Not undersold

Sometimes I hear the line, "We will not be undersold" to advertise a sale. For instance, I might hear an ad for a carpet store, and they'll say what types of carpets they have, the discounts, etc., then they will proudly declare: "We will not be undersold."

I've never really understand this statement. What does it mean, exactly? They want to get rid of their inventory, but why do they have to phrase it like that? It sounds like some kind of legalese. Do they think that we really care whether or not they'll be undersold? All we care about are good prices for quality products--it's the company's problem if they have to get rid of their products.

Maybe, a long time ago, someone once came up with that line and said, "That sounds Important--let's use it" and then other companies decided to say the same thing because they wanted to sound important, too.

Well, they're just selling stuff--they're declarations are not for posterity.


Jon Konrath said...

When I worked at Monkey Ward a million years ago, the slogan was something to the effect of a price guarantee, like if you bought something, and then brought in a Sears ad that was a lower price, they would open up the cash till and hand over the difference.

After that, I remember there was this price guarantee war, where people were offering 150% the difference, then 151%, and so on. But it seems like that stopped. I wonder if it was for some legal reason. I know now that using the word 'guarantee' can be a dangerous thing. Maybe there was some legal falling-out that made then use the undersold line instead. Besides, if you say 'we will not be undersold', you are not contractually saying that you can't be undersold, or that you'll do anything if you are.
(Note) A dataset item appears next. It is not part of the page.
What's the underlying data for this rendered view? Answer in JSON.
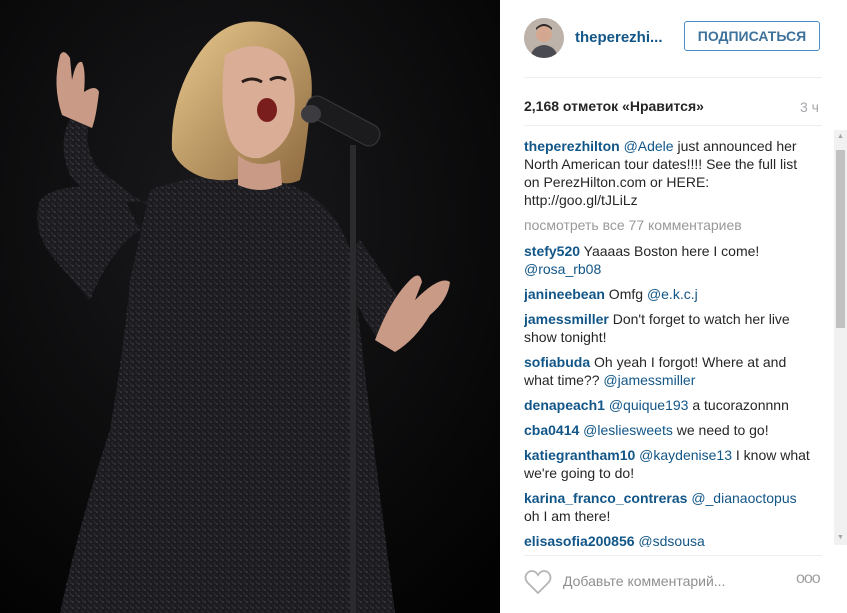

It's like saying a product is "high quality". That's a qualitative statement, and you can't say "I bought this table and it was of a quality level 8 which isn't that high, so give me my money back."

It's also shorter to say 'we will not be undersold' than 'We offer this weird guarantee where if you bring in an ad from a competitor, we'll refund the difference', which probably matters if you're making radio and TV ads of a short duration.

Anonymous said...

So you're saying that it refers to a guarantee rather than the amount of inventory they have? If so, then they're not effectively getting their message across.

Jon Konrath said...

Oh, I missed what you were asking I think. Undersold in this usage would refer to selling at a lower price than any of their competitors. It was my speculation that this is commonly used based on the fact that using other words like guarantee would possibly open you up for some legal problem.

Another issue with price-match guarantees is now you can almost always find a lower price on the web, so places have to add some legalese prohibiting that.

I thought these things were dead and gone, but it looks like some stores still do it, like Staples.

Anonymous said...

Thanks for clearing that up, but it's still strange--it sounds like a serious declaration. And I wonder if people understand it anyway.